START Excerpted records
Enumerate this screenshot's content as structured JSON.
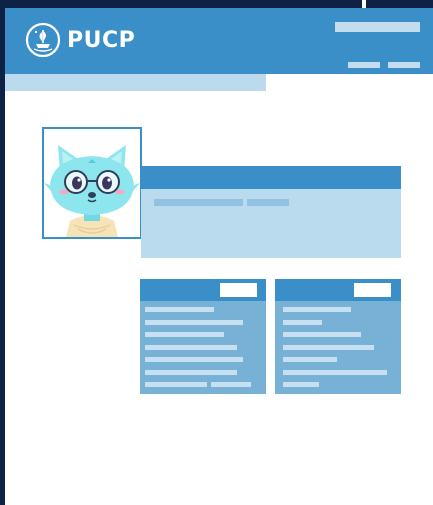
{
  "header": {
    "logo_text": "PUCP",
    "logo_icon": "pucp-seal-icon"
  },
  "avatar": {
    "icon": "cat-with-glasses-avatar"
  },
  "colors": {
    "frame": "#0d2244",
    "brand_blue": "#3a8fc8",
    "light_blue": "#badaee",
    "card_blue": "#78b1d6"
  }
}
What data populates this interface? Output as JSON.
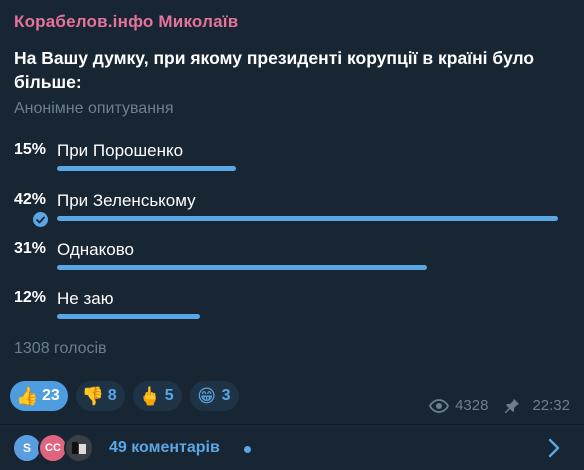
{
  "post": {
    "channel": "Корабелов.інфо Миколаїв",
    "question": "На Вашу думку, при якому президенті корупції в країні було більше:",
    "poll_type": "Анонімне опитування",
    "total_votes": "1308 голосів"
  },
  "options": [
    {
      "percent": "15%",
      "label": "При Порошенко",
      "value": 15,
      "chosen": false
    },
    {
      "percent": "42%",
      "label": "При Зеленському",
      "value": 42,
      "chosen": true
    },
    {
      "percent": "31%",
      "label": "Однаково",
      "value": 31,
      "chosen": false
    },
    {
      "percent": "12%",
      "label": "Не заю",
      "value": 12,
      "chosen": false
    }
  ],
  "reactions": [
    {
      "emoji": "👍",
      "count": "23",
      "active": true,
      "icon": "thumbs-up-icon"
    },
    {
      "emoji": "👎",
      "count": "8",
      "active": false,
      "icon": "thumbs-down-icon"
    },
    {
      "emoji": "🖕",
      "count": "5",
      "active": false,
      "icon": "middle-finger-icon"
    },
    {
      "emoji": "😁",
      "count": "3",
      "active": false,
      "icon": "grinning-face-icon"
    }
  ],
  "meta": {
    "views": "4328",
    "time": "22:32"
  },
  "comments": {
    "label": "49 коментарів",
    "avatars": [
      {
        "initials": "S",
        "color": "#5a9ee0"
      },
      {
        "initials": "CC",
        "color": "#e0647e"
      },
      {
        "initials": "",
        "color": "#3a3f46"
      }
    ]
  },
  "colors": {
    "accent": "#5aa7e6",
    "channel_name": "#e5739e",
    "background": "#182533"
  }
}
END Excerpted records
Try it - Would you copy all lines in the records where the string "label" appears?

Result for this exercise -
      "label": "При Порошенко",
      "label": "При Зеленському",
      "label": "Однаково",
      "label": "Не заю",
    "label": "49 коментарів",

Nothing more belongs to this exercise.